■ Dataset records ■
.....
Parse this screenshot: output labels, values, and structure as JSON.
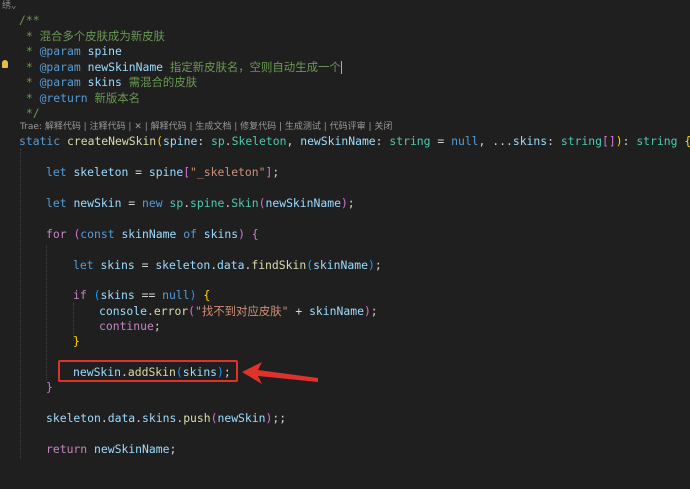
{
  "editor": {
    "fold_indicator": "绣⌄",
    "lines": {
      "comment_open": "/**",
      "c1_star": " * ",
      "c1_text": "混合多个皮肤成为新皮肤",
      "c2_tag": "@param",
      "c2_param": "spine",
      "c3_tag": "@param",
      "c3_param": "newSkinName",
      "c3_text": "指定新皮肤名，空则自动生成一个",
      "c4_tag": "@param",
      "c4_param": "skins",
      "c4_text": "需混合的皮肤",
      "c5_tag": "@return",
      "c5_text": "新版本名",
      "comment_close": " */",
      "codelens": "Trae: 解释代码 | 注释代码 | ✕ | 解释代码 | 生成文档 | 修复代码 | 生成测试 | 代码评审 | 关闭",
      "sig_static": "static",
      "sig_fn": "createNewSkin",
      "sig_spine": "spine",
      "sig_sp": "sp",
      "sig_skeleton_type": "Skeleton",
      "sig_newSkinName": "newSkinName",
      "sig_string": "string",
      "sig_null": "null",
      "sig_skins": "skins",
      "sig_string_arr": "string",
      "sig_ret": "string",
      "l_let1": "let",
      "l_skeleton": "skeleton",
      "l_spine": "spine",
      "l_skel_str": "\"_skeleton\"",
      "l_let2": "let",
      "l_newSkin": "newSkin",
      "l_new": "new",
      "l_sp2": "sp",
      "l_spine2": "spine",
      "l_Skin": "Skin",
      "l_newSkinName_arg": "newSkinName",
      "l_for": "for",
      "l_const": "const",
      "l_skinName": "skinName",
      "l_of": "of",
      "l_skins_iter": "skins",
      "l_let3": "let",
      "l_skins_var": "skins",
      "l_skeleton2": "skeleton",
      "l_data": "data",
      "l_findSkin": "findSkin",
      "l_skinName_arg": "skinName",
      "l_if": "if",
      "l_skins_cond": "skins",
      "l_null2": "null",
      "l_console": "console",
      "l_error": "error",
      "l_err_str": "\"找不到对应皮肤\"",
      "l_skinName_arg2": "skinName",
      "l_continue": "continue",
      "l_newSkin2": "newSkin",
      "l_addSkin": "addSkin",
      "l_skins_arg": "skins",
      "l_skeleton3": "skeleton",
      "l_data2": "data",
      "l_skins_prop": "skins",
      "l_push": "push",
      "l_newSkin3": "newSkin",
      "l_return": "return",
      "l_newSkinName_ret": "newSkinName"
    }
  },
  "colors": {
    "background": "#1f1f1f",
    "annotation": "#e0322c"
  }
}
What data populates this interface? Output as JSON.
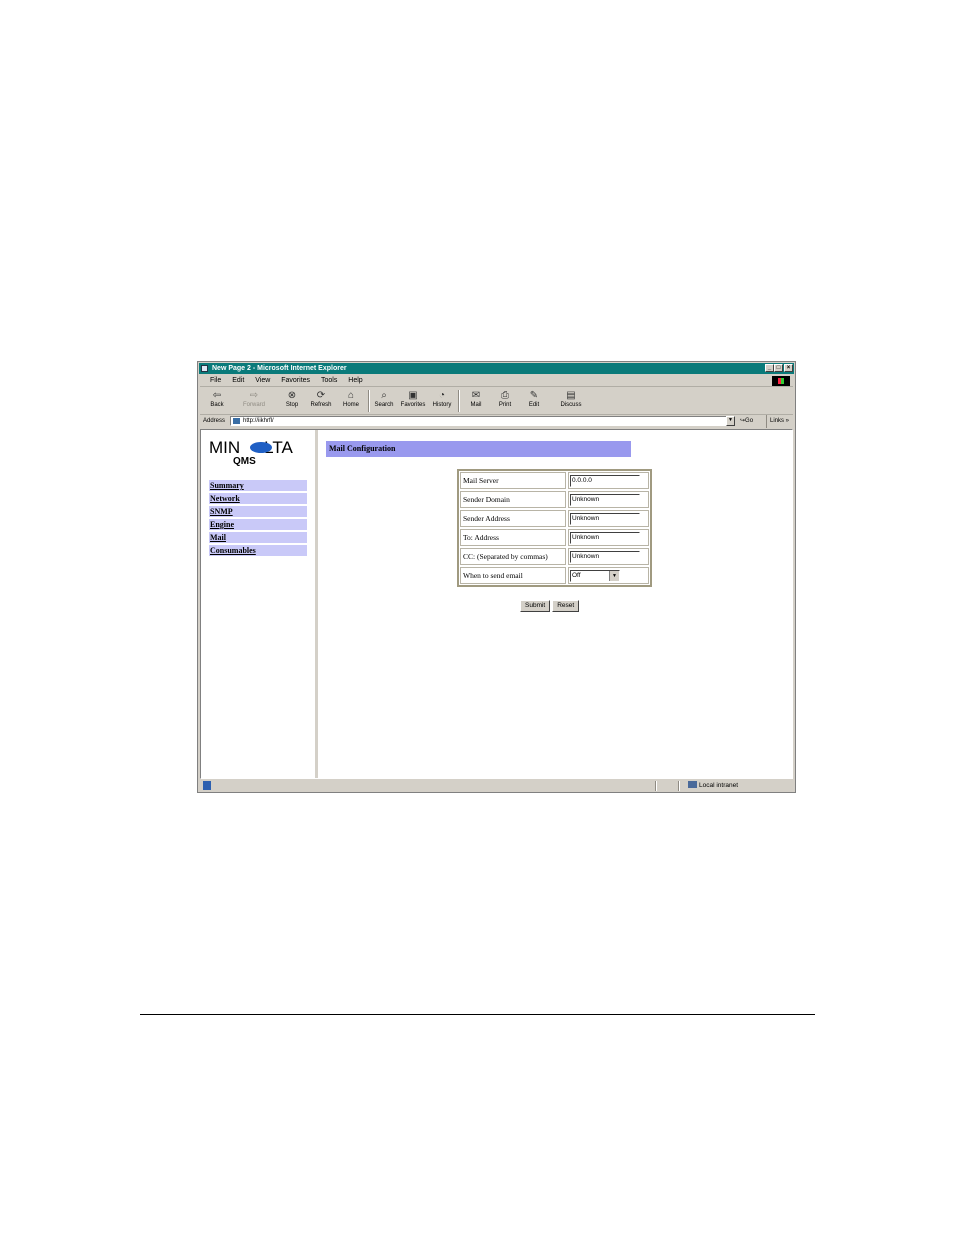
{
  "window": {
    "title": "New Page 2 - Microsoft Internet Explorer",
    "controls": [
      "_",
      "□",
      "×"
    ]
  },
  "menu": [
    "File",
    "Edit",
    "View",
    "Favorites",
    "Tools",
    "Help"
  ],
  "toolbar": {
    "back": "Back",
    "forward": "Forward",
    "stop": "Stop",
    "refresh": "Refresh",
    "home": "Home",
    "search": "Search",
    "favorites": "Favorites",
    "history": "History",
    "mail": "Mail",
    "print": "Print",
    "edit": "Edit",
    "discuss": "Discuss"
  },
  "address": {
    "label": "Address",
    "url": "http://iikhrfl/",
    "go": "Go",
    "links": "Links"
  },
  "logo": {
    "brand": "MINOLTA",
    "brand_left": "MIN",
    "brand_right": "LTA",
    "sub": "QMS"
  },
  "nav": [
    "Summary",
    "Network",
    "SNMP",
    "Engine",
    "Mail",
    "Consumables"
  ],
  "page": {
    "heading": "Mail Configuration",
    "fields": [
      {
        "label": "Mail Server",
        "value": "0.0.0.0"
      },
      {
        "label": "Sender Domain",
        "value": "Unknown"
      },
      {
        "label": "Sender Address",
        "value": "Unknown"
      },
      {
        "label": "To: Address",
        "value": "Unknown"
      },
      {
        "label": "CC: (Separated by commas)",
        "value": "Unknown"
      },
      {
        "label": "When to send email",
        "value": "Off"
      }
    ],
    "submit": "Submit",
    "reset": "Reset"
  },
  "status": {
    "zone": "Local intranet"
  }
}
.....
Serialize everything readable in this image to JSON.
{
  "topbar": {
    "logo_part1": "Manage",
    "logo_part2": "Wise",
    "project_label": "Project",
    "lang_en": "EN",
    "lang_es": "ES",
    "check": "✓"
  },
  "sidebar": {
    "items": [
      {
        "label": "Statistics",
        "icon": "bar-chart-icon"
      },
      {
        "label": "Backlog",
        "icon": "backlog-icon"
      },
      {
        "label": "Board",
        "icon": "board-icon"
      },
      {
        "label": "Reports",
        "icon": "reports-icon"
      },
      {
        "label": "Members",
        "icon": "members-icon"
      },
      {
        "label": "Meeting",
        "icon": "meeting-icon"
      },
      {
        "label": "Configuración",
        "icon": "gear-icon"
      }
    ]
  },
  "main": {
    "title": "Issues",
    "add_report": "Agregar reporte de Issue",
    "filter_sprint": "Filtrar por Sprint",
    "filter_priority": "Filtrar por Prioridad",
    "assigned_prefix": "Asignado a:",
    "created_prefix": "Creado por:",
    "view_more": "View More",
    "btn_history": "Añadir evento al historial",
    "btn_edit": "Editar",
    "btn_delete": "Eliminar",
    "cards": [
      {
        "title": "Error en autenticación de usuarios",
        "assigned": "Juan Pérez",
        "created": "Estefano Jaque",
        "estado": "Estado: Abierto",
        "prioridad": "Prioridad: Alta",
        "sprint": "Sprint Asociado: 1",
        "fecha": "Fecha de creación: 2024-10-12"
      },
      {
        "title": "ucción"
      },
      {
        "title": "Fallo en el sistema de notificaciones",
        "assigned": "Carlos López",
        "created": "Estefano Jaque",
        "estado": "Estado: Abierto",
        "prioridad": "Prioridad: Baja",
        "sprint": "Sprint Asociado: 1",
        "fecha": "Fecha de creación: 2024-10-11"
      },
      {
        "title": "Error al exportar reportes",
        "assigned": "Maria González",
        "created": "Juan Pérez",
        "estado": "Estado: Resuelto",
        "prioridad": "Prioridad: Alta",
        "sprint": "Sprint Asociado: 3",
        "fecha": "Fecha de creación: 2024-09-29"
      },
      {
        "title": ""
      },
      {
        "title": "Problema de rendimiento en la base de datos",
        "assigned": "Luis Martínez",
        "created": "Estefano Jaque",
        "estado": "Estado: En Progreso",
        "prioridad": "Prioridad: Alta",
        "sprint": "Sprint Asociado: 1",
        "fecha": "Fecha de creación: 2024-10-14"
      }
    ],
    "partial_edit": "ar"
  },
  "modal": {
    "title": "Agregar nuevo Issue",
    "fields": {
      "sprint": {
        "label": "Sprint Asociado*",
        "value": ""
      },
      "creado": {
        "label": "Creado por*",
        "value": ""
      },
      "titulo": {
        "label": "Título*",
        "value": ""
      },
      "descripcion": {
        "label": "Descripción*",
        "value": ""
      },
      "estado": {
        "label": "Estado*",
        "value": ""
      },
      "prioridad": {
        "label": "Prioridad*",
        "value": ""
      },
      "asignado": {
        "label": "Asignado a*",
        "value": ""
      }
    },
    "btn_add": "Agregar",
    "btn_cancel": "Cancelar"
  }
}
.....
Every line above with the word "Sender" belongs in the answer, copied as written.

■ EXPECTED OUTPUT ■
        "label": "Sender Domain",
        "label": "Sender Address",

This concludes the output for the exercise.